Thursday January 11, 2018 – Devoted to Public Reading
Paul told Timothy to “devote yourself to the public reading of Scripture, to preaching and to teaching.” (1 Timothy 4:13) “That’s a passage about preaching,” notes author Tim Challies, “but it’s also a passage about just plain reading the Bible out loud. Here are some of the benefits of reading out loud.
Reading aloud is multi-sensory—Outside worship services, our engagement with Scripture tends to involve only one of our five senses—sight. When we add hearing to seeing, we stimulate different areas of our brain, providing a multi-sensory experience that can help us have a more meaningful experience with the Word of God.
Reading aloud improves retention—When we read aloud, the words we speak are translated into speech, giving us two types of memories—the knowledge of producing the spoken words as well as the memory of hearing them. This makes our memory for the spoken word more distinct from the verses we read silently.
Reading aloud slows us down—Our eyes and brains are faster than our mouths.
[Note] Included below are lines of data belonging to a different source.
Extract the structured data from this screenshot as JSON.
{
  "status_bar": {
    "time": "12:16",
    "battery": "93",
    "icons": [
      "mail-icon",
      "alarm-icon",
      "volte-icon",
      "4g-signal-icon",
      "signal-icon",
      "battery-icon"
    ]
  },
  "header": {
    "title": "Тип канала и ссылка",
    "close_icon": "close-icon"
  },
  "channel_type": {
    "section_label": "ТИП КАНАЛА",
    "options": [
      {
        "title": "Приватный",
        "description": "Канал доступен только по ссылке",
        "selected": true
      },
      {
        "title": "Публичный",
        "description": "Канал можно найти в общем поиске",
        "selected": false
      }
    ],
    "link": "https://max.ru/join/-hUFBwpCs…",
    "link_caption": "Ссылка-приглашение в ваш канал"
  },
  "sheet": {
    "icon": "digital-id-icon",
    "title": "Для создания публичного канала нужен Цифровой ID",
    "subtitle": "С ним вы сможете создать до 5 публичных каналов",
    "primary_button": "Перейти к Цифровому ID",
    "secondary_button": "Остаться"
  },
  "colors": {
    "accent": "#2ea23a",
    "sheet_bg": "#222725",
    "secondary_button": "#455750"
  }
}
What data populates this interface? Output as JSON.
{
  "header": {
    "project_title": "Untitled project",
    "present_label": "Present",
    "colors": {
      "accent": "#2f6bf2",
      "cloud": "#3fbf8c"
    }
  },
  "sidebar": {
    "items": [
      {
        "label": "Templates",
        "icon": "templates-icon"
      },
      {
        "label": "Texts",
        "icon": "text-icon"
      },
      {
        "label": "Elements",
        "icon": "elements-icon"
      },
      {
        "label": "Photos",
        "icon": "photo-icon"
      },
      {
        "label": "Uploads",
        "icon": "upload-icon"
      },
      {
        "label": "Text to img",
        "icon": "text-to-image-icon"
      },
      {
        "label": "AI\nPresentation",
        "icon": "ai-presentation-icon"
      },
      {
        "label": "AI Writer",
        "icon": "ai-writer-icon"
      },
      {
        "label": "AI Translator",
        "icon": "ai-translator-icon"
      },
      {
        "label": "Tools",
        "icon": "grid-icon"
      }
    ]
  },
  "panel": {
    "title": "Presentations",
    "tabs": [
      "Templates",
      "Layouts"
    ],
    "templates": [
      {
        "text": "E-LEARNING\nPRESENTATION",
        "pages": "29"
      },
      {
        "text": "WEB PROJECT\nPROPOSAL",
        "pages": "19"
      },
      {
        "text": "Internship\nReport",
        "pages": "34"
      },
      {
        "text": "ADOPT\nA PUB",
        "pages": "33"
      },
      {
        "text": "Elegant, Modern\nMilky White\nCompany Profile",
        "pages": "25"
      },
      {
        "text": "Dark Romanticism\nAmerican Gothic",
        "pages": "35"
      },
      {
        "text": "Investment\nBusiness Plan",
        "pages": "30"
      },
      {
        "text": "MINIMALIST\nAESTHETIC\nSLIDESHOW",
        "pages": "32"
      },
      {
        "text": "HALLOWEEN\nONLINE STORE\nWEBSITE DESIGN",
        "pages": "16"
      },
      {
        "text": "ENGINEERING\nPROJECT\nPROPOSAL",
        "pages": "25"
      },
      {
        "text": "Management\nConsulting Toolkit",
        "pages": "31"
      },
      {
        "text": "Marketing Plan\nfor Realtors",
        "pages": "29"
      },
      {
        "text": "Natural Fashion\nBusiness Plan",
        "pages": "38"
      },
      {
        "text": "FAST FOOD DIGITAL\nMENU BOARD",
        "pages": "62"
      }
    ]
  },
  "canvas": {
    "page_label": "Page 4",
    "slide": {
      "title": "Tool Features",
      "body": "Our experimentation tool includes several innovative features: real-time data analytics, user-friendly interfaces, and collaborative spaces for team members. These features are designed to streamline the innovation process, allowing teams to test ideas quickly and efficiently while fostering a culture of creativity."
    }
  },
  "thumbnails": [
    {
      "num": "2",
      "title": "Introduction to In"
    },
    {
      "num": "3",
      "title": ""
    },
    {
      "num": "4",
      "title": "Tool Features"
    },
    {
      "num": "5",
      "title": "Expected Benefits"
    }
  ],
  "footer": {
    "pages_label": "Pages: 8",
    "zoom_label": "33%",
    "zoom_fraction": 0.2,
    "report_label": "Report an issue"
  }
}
When we read silently we see and process the words rapidly. Reading aloud forces us to read more slowly, which gives us more time to process what we’re reading and broadens our opportunity to hear God speak through Scripture. It is also valuable to read aloud to several individuals and groups. Here are some tips for making reading aloud part of your routine.
You and your family—It might feel odd at first, but try reading aloud to yourself regularly during your individual Bible reading sessions. Or add reading aloud to your family night or family devotional time.
The young and the old—Offer to read to children who might only hear about God during Sunday school class. Or perhaps volunteer to read to the elderly, who because of infirmity or advanced age might no longer be able to read the Bible for themselves. Every believer, whether young or old, benefits from being frequently engaged with Scripture. Try it yourself this week at the dinner table.